The origin of what we now know to be Halloween started 2,000 years ago. Samhain was known as the festival of the dead. To the ancient Gaelic people, the night of October 31st marked the end of summer/harvest season and the beginning of winter/the dark half of the year. The darkness and the cold were associated with death, and to ancient Celts, the border between the old and new years that occurred on this night signified a blurring of the two plains of existence (life and death). Celtic people caused massive destruction because they believed that priests could predict the future if large bonfires were offered up to attract spirits. These were usually made from whole crops and livestock. People wore costumes and masks to make the ghosts believe they were spirits and people attempted to tell each others’ fortunes until sunrise. In addition, food and wine were often left outside peoples’ doors to prevent ghosts from entering.

Pope Boniface IV made several changes during the Middle Ages. Christianity believed in honoring the dead in a more holy, or hallowed way. The celebration took place throughout an even, or evening. All Hallows’ Even thus gradually merged into the modern nomenclature Halloween. During the Middle Ages, Christians dressed as saints, angels, and devils and marched in parades. Poor people begged for food, money, and ale in exchange for saying prayers for deceased loved ones. The next day was known as All Saints Day which honored the Christian saints.

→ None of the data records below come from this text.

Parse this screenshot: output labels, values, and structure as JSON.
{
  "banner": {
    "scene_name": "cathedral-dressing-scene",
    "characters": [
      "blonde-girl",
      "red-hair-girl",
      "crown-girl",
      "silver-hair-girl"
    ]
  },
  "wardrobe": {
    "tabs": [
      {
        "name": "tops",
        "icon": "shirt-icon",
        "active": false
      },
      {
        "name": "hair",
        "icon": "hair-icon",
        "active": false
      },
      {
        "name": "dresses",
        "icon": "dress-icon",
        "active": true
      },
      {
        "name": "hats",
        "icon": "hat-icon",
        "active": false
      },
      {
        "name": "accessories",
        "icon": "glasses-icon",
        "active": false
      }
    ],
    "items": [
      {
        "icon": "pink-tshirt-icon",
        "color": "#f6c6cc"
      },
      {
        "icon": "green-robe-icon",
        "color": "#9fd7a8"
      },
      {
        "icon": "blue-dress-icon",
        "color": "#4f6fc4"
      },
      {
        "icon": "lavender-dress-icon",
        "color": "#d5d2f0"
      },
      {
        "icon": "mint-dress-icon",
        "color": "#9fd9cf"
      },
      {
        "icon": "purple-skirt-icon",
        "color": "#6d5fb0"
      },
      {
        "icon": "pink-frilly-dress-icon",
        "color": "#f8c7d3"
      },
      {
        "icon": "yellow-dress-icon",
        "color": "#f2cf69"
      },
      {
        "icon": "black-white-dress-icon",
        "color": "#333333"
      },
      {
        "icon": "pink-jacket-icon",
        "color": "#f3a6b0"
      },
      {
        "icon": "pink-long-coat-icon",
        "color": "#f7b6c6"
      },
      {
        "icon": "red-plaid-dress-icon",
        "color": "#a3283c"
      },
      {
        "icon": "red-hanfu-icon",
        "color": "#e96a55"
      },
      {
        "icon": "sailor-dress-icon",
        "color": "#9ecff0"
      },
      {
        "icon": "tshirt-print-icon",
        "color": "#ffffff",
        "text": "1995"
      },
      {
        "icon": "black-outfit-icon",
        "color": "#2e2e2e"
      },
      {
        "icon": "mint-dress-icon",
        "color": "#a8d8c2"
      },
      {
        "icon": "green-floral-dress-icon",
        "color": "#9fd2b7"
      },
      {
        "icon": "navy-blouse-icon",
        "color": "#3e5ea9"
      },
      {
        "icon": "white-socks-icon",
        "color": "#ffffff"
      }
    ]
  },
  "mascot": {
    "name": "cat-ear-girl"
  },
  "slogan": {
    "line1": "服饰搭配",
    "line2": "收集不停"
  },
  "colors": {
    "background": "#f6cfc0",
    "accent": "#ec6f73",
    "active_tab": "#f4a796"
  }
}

Over time, Halloween has mostly evolved into a nondenominational day of activities for children. The focus is on events like trick-or-treating, carving pumpkins into jack-o-lanterns, holding festive gatherings, wearing costumes, and eating treats. Approximately ¼ of all the candy purchased each year in America is done around Halloween.